Inside/Outside: Work from Intersections

A solo exhibition by Dawline-Jane Oni-Eseleh

You can view the exhibition in person at the Sleeth by appointment only or click HERE to view the exhibition digitally.

Join us for an artist talk via Zoom on Thursday, November 19 at 7pm (eastern time). Click HERE to sign up!


Inside/Outside is a series of four handmade natural object vignettes contained in acrylic cubes placed off the north side of Berryman Path in Live Oak Park just below Oxford Street. Like a game of I Spy, the four pieces hide from view in plain sight. They reflect the tension between real and make believe, what is indigenous and what is imported, and what is accessible and what is constrained. The distinct feeling of being boxed in and isolated from our surroundings over the last six months of the pandemic emerges from the pieces as well.

Dawline-Jane first visited this site in late February, just as the new Berkeley spring bloom burst forth. The creek was flowing, the trees were budding, and the new plant growth exploding. Now as the seasons shift into fall, the tone of the pieces is a bit different. Instead of budding life, they suggest a closing in and preparing for the next phase of growth to come.


Dawline-Jane Oni-Eseleh is a visual artist and illustrator whose current work is focused primarily on the shifting urban landscape. An avid observer and prolific photographer, she employs a vast catalog of visual notes and memories to create her work. A lover of materials and process, Dawline-Jane uses a range of media including relief printmaking, pen and ink, photo transfer and encaustic. She has exhibited at Oxtail Gallery, NIAD Gallery, Southern Exposure, and has been a Print Public Artist-in-Residence at Kala.

Post script for this show –

This is an expansion of the original site specific work, with photos that show context for the piece, as well as a continuation on my meditation on sheltering in place for an indeterminate amount of time. As an urban dweller with limited access to wild open spaces, I continue to grapple with the implications of being unable to visit these spaces that I love. These are both souvenirs and love letters to outside spaces.
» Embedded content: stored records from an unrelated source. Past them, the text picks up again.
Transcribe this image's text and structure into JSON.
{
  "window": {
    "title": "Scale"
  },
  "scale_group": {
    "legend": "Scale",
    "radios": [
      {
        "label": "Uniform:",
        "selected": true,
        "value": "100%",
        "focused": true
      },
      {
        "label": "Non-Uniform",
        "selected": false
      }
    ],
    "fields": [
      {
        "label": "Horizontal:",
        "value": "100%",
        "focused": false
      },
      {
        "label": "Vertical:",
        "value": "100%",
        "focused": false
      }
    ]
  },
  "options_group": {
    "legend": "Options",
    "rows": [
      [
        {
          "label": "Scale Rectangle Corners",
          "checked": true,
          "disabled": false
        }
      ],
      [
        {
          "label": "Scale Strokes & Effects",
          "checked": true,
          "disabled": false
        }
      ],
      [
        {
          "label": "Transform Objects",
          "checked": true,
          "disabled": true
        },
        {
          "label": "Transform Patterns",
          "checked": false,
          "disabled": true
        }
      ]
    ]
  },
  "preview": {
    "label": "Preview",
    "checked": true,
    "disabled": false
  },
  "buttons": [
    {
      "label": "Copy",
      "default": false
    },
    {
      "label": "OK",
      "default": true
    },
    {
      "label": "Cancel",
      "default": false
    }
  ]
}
To learn more about Dawline-Jane Oni-Eseleh  view her website